One survey at Kew gardens in west London has found that the number of lichens growing there has more than doubled since 1970, when scientists recorded just 30 species.
The study has so far identified 72 species and is expected to find far more when it is finished this summer. Researchers identified one endangered species which has been seen only 13 times in the past 40 years.
The lichen, Cyphelium notarisii, was found growing on a bench at the botannical gardens, which has now been bolted to the ground to protect its valuable stowaway from being unwittingly removed and cleaned off.
Sandra Bell, a botanist at Kew, said the return of rare lichens to many urban sites shows that certain forms of air pollution are less of a problem than they once were. "Lichens are particularly sensitive to air pollution and so are valuable indicators of air quality."
Lichens are not a single organism but the result of a unique relationship between different types of algae and fungi. The alga, which is a plant, converts sunlight into chemical energy, and the fungus in return provides vital nutrients and physical protection for the alga.
Britain has about 1,700 types of lichen, which can grown on rocks and tree bark. Industrial pollution, however, has severely curtailed their range. In 1820, a lichen survey at Kew recorded 165 species. The number recorded in 1906 was just 15.
William Purvis, head of lichenology at the Natural History Museum in London, said that lichens are particularly susceptible to acid rain, caused by the release of sulphur dioxide by open fires and coal-fired power stations.
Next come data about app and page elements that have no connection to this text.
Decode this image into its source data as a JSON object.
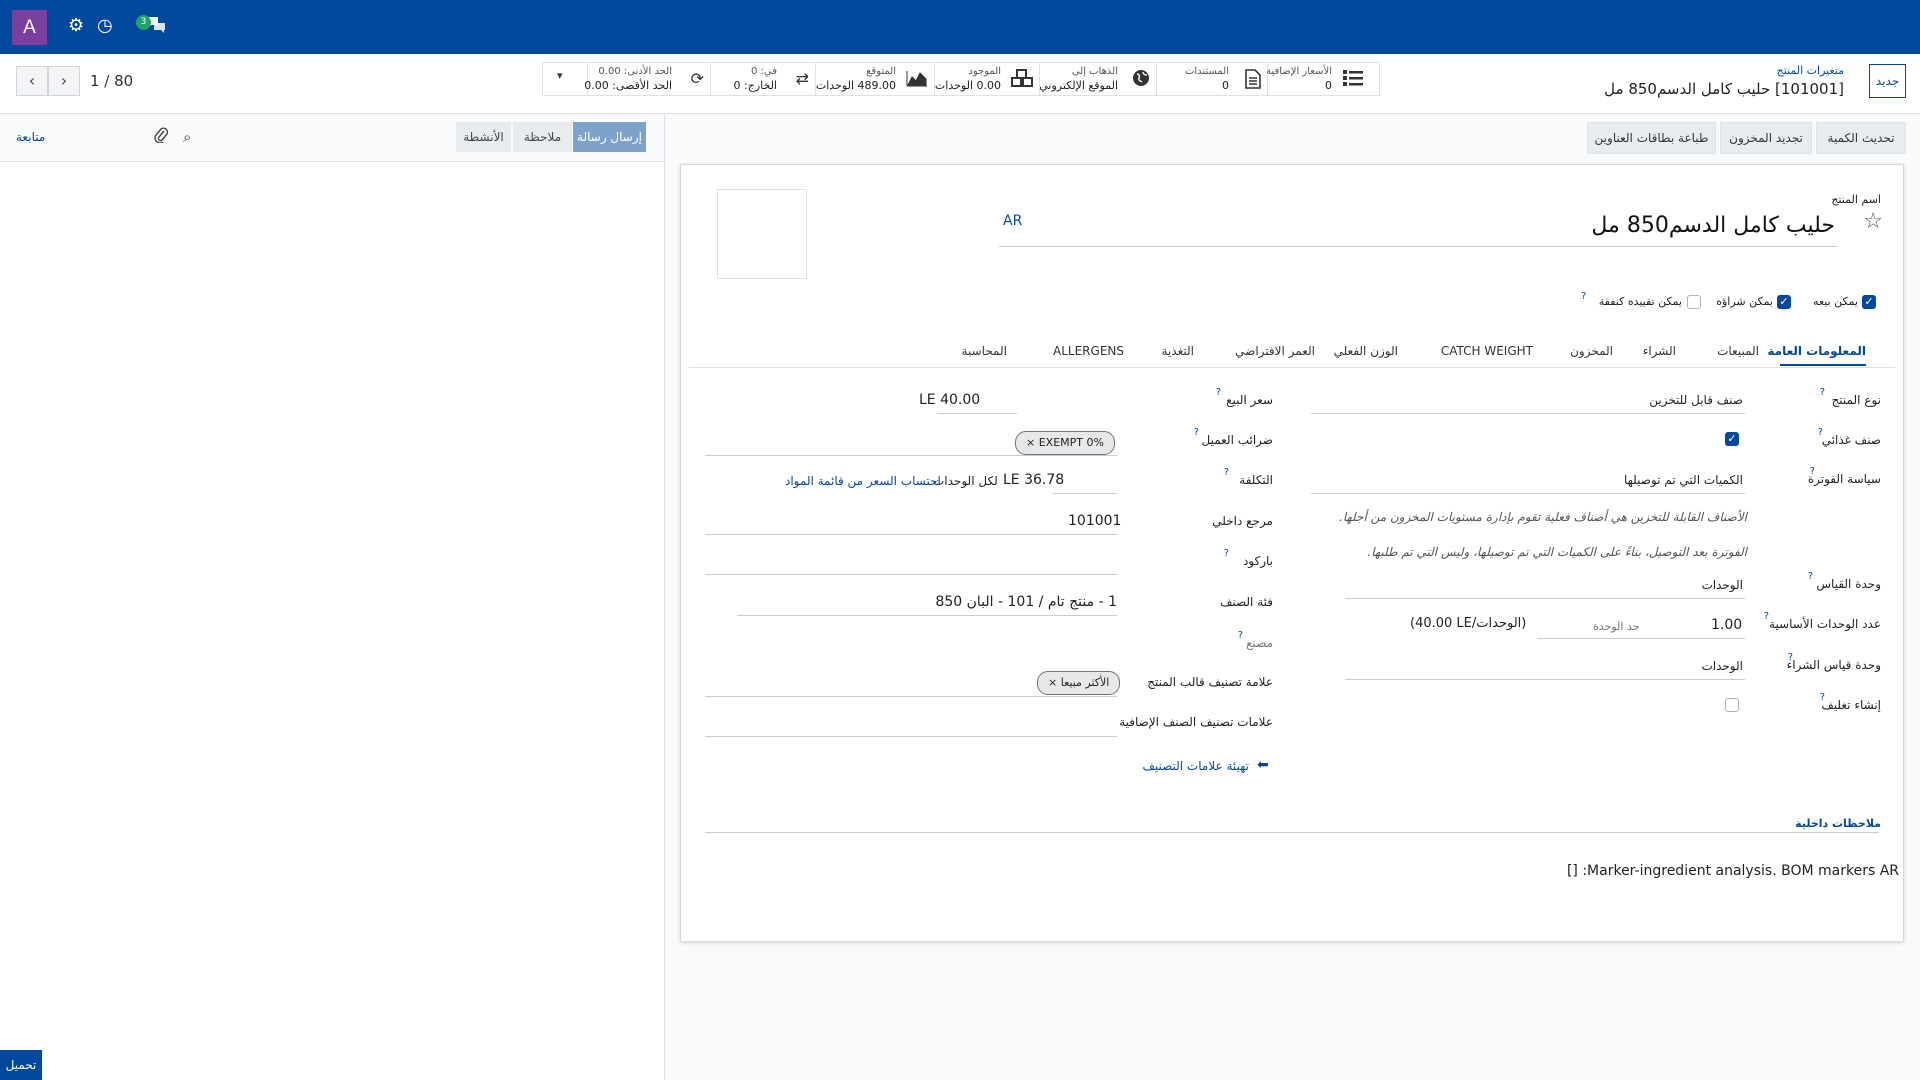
{
  "topbar": {
    "avatar_letter": "A",
    "chat_badge": "3",
    "colors": {
      "bar": "#02489c",
      "avatar": "#7b3fa0",
      "badge": "#21a367"
    }
  },
  "controls": {
    "pager": "1 / 80",
    "new_button": "جديد",
    "breadcrumb_parent": "متغيرات المنتج",
    "breadcrumb_current": "[101001] حليب كامل الدسم850 مل"
  },
  "smart_buttons": [
    {
      "icon": "list-icon",
      "line1": "الأسعار الإضافية",
      "line2": "0"
    },
    {
      "icon": "document-icon",
      "line1": "المستندات",
      "line2": "0"
    },
    {
      "icon": "globe-icon",
      "line1": "الذهاب إلى",
      "line2": "الموقع الإلكتروني"
    },
    {
      "icon": "cubes-icon",
      "line1": "الموجود",
      "line2": "0.00 الوحدات"
    },
    {
      "icon": "area-chart-icon",
      "line1": "المتوقع",
      "line2": "489.00 الوحدات"
    },
    {
      "icon": "exchange-icon",
      "line1": "في: 0",
      "line2": "الخارج: 0"
    },
    {
      "icon": "refresh-icon",
      "line1": "الحد الأدنى: 0.00",
      "line2": "الحد الأقصى: 0.00"
    }
  ],
  "header_actions": [
    "تحديث الكمية",
    "تجديد المخزون",
    "طباعة بطاقات العناوين"
  ],
  "chatter": {
    "send_message": "إرسال رسالة",
    "note": "ملاحظة",
    "activities": "الأنشطة",
    "follow": "متابعة",
    "upload": "تحميل"
  },
  "form": {
    "name_label": "اسم المنتج",
    "name_value": "حليب كامل الدسم850 مل",
    "lang_badge": "AR",
    "checks": [
      {
        "label": "يمكن بيعه",
        "checked": true
      },
      {
        "label": "يمكن شراؤه",
        "checked": true
      },
      {
        "label": "يمكن تقييده كنفقة",
        "checked": false
      }
    ],
    "tabs": [
      "المعلومات العامة",
      "المبيعات",
      "الشراء",
      "المخزون",
      "CATCH WEIGHT",
      "الوزن الفعلي",
      "العمر الافتراضي",
      "التغذية",
      "ALLERGENS",
      "المحاسبة"
    ],
    "right": {
      "product_type_label": "نوع المنتج",
      "product_type_value": "صنف قابل للتخزين",
      "food_label": "صنف غذائي",
      "invoice_policy_label": "سياسة الفوترة",
      "invoice_policy_value": "الكميات التي تم توصيلها",
      "help_1": "الأصناف القابلة للتخزين هي أصناف فعلية تقوم بإدارة مستويات المخزون من أجلها.",
      "help_2": "الفوترة بعد التوصيل، بناءً على الكميات التي تم توصيلها، وليس التي تم طلبها.",
      "uom_label": "وحدة القياس",
      "uom_value": "الوحدات",
      "base_units_label": "عدد الوحدات الأساسية",
      "base_units_value": "1.00",
      "unit_limit": "حد الوحدة",
      "unit_price": "(40.00 LE/الوحدات)",
      "purchase_uom_label": "وحدة قياس الشراء",
      "purchase_uom_value": "الوحدات",
      "packaging_label": "إنشاء تغليف"
    },
    "left": {
      "sale_price_label": "سعر البيع",
      "sale_price_value": "LE 40.00",
      "taxes_label": "ضرائب العميل",
      "tax_tag": "EXEMPT 0%",
      "cost_label": "التكلفة",
      "cost_value": "LE 36.78",
      "cost_per": "لكل الوحدات",
      "compute_bom": "احتساب السعر من قائمة المواد",
      "internal_ref_label": "مرجع داخلي",
      "internal_ref_value": "101001",
      "barcode_label": "باركود",
      "category_label": "فئة الصنف",
      "category_value": "1 - منتج تام / 101 - البان 850",
      "manufacturer_label": "مصنع",
      "template_tags_label": "علامة تصنيف قالب المنتج",
      "template_tag": "الأكثر مبيعا",
      "extra_tags_label": "علامات تصنيف الصنف الإضافية",
      "configure_tags": "تهيئة علامات التصنيف"
    },
    "internal_notes_label": "ملاحظات داخلية",
    "notes_text": "Marker-ingredient analysis. BOM markers AR: []"
  }
}
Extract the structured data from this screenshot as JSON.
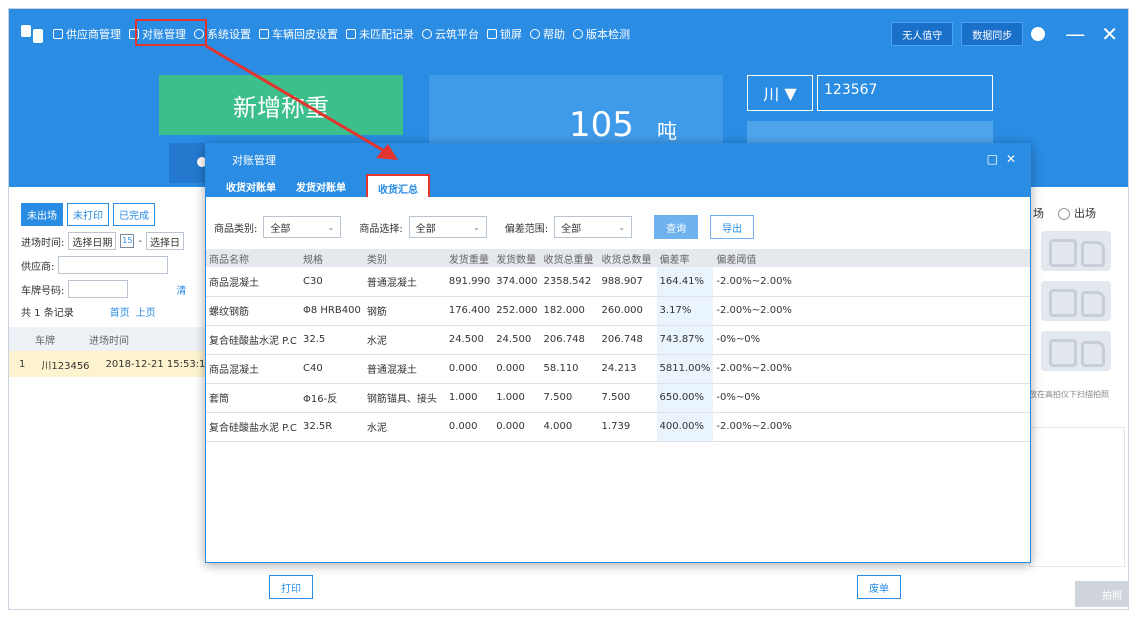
{
  "menubar": {
    "items": [
      {
        "label": "供应商管理",
        "icon": "list-icon"
      },
      {
        "label": "对账管理",
        "icon": "document-icon"
      },
      {
        "label": "系统设置",
        "icon": "gear-icon"
      },
      {
        "label": "车辆回皮设置",
        "icon": "truck-icon"
      },
      {
        "label": "未匹配记录",
        "icon": "truck-icon"
      },
      {
        "label": "云筑平台",
        "icon": "cloud-icon"
      },
      {
        "label": "锁屏",
        "icon": "lock-icon"
      },
      {
        "label": "帮助",
        "icon": "help-icon"
      },
      {
        "label": "版本检测",
        "icon": "info-icon"
      }
    ],
    "unattended_label": "无人值守",
    "sync_label": "数据同步"
  },
  "main": {
    "new_weigh_label": "新增称重",
    "weight_value": "105",
    "weight_unit": "吨",
    "plate_province": "川",
    "plate_number": "123567"
  },
  "left": {
    "tabs": [
      "未出场",
      "未打印",
      "已完成"
    ],
    "entry_time_label": "进场时间:",
    "date_placeholder": "选择日期",
    "date_placeholder2": "选择日",
    "supplier_label": "供应商:",
    "plate_label": "车牌号码:",
    "clear_label": "清",
    "count_text": "共 1 条记录",
    "first_page": "首页",
    "prev_page": "上页",
    "col_plate": "车牌",
    "col_time": "进场时间",
    "row": {
      "idx": "1",
      "plate": "川123456",
      "time": "2018-12-21 15:53:1"
    }
  },
  "right": {
    "radio_in": "场",
    "radio_out": "出场",
    "hint": "放在高拍仪下扫描拍照",
    "photo_label": "拍照"
  },
  "bottom": {
    "print_label": "打印",
    "void_label": "废单"
  },
  "modal": {
    "title": "对账管理",
    "tabs": [
      "收货对账单",
      "发货对账单",
      "收货汇总"
    ],
    "filters": {
      "category_label": "商品类别:",
      "category_value": "全部",
      "product_label": "商品选择:",
      "product_value": "全部",
      "deviation_label": "偏差范围:",
      "deviation_value": "全部",
      "query_label": "查询",
      "export_label": "导出"
    },
    "columns": [
      "商品名称",
      "规格",
      "类别",
      "发货重量",
      "发货数量",
      "收货总重量",
      "收货总数量",
      "偏差率",
      "偏差阈值"
    ],
    "rows": [
      [
        "商品混凝土",
        "C30",
        "普通混凝土",
        "891.990",
        "374.000",
        "2358.542",
        "988.907",
        "164.41%",
        "-2.00%~2.00%"
      ],
      [
        "螺纹钢筋",
        "Φ8 HRB400",
        "钢筋",
        "176.400",
        "252.000",
        "182.000",
        "260.000",
        "3.17%",
        "-2.00%~2.00%"
      ],
      [
        "复合硅酸盐水泥 P.C",
        "32.5",
        "水泥",
        "24.500",
        "24.500",
        "206.748",
        "206.748",
        "743.87%",
        "-0%~0%"
      ],
      [
        "商品混凝土",
        "C40",
        "普通混凝土",
        "0.000",
        "0.000",
        "58.110",
        "24.213",
        "5811.00%",
        "-2.00%~2.00%"
      ],
      [
        "套筒",
        "Φ16-反",
        "钢筋锚具、接头",
        "1.000",
        "1.000",
        "7.500",
        "7.500",
        "650.00%",
        "-0%~0%"
      ],
      [
        "复合硅酸盐水泥 P.C",
        "32.5R",
        "水泥",
        "0.000",
        "0.000",
        "4.000",
        "1.739",
        "400.00%",
        "-2.00%~2.00%"
      ]
    ]
  },
  "colors": {
    "primary": "#2a8ce3",
    "green": "#3dbf8c",
    "highlight": "#e3342f"
  }
}
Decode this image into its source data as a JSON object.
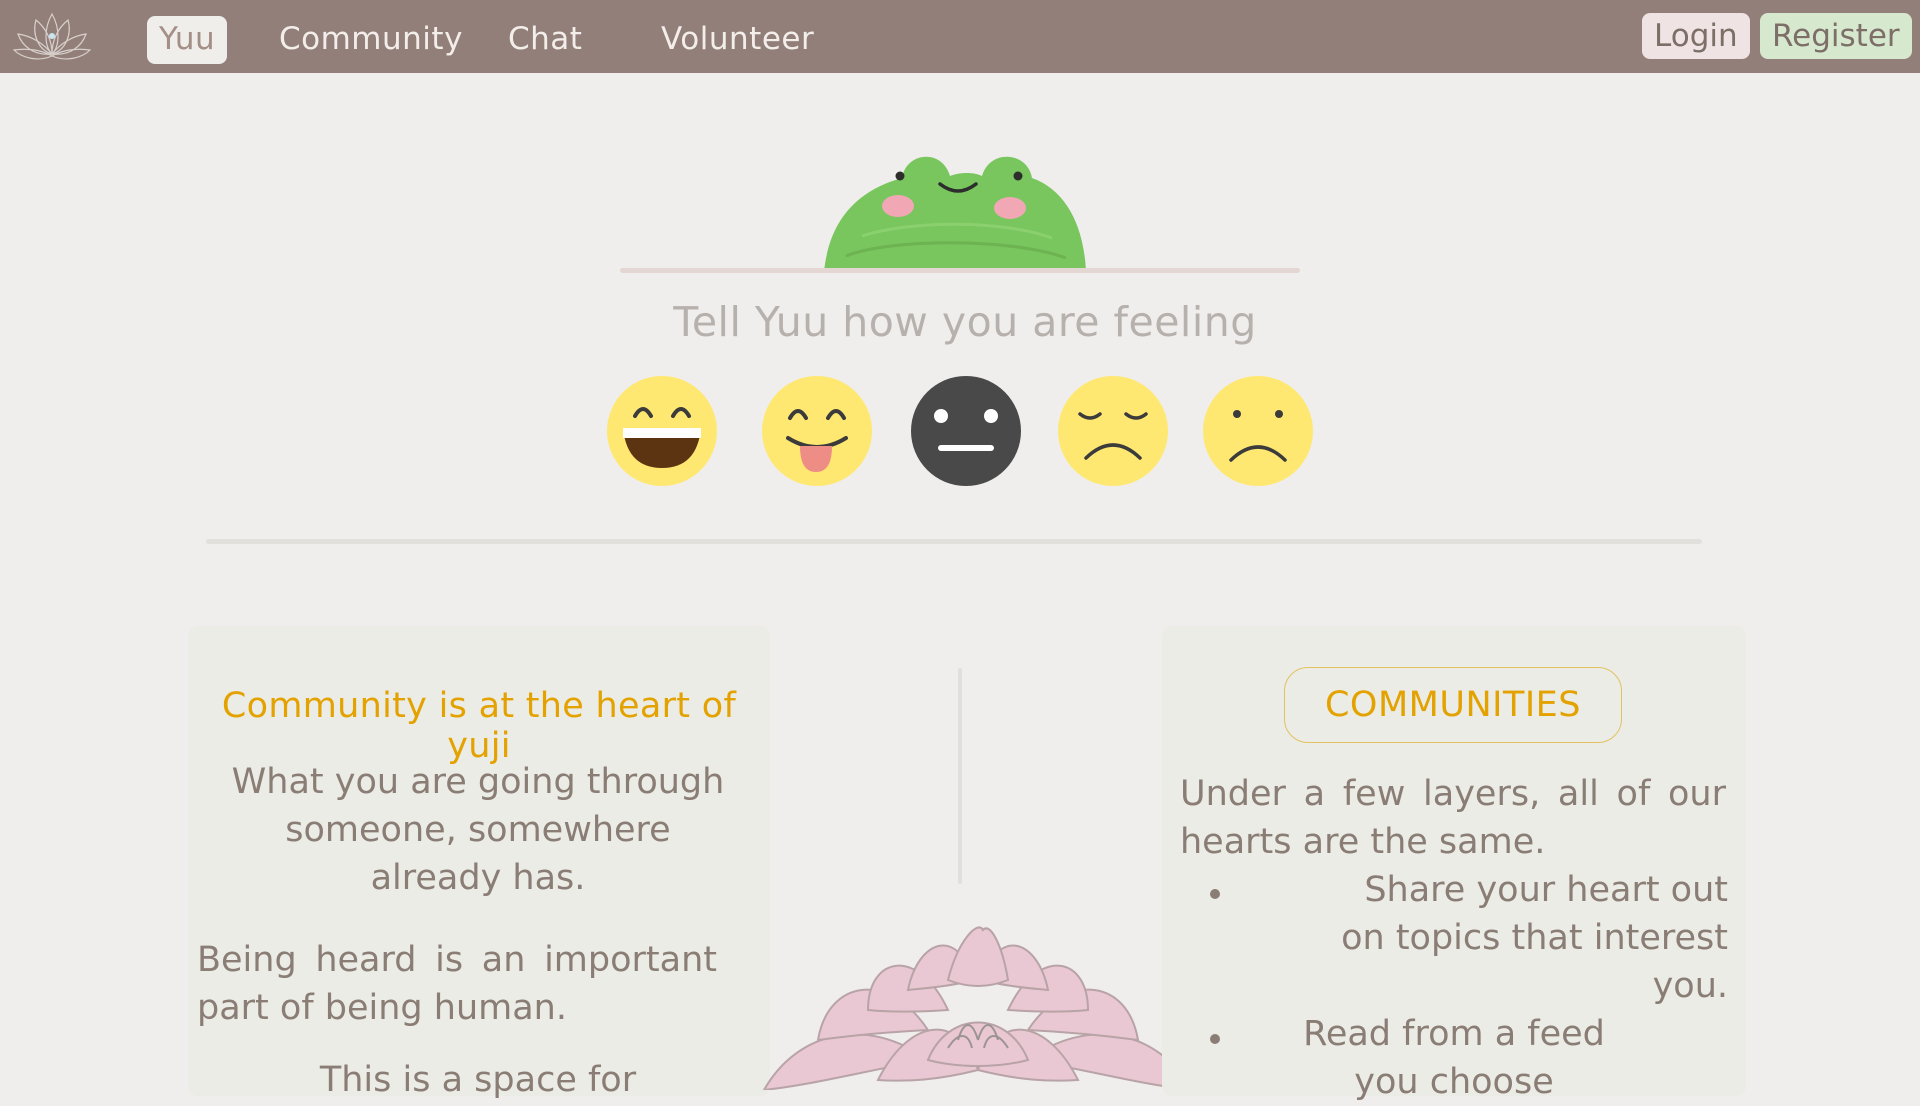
{
  "nav": {
    "links": [
      "Yuu",
      "Community",
      "Chat",
      "Volunteer"
    ],
    "active": "Yuu",
    "login_label": "Login",
    "register_label": "Register",
    "colors": {
      "bar": "#927f7a",
      "active_bg": "#efeeea",
      "login_bg": "#efe3e3",
      "register_bg": "#d6e9cf"
    }
  },
  "mood": {
    "prompt": "Tell Yuu how you are feeling",
    "options": [
      "very-happy-face-icon",
      "happy-tongue-face-icon",
      "neutral-face-icon",
      "sad-face-icon",
      "frown-face-icon"
    ],
    "selected": "neutral-face-icon"
  },
  "community_card": {
    "heading": "Community is at the heart of yuji",
    "para1": "What you are going through someone, somewhere already has.",
    "para2": "Being heard is an important part of being human.",
    "para3": "This is a space for"
  },
  "communities_card": {
    "button_label": "COMMUNITIES",
    "intro": "Under a few layers, all of our hearts are the same.",
    "bullets": [
      "Share your heart out on topics that interest you.",
      "Read from a feed you choose"
    ]
  },
  "accent_color": "#e3a200"
}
Since the Clean Air Act of 1956 - intended to combat London smogs - and the closure of many coal-fired power stations, levels of sulphur dioxide released in Britain have fallen significantly, allowing lichens to re- colonise old haunts. Dr Purvis said: "UK emissions of sulphur dioxide have decreased by 80 per cent since 1962. As a result there has been a remarkable increase in lichens. Every year we find new species."
The demise of lichen-covered trees in Victorian Britain was responsible for a famous cases of evolution in action - the demise of the mottled form of the peppered moth in favour of its black, melanic mutant.
Scientists found that the mottled form was perfectly camouflaged against predators when resting on a lichen-covered tree. When lichens disappeared, it was the relatively rare melanic form that had a better chance of not being seen by birds.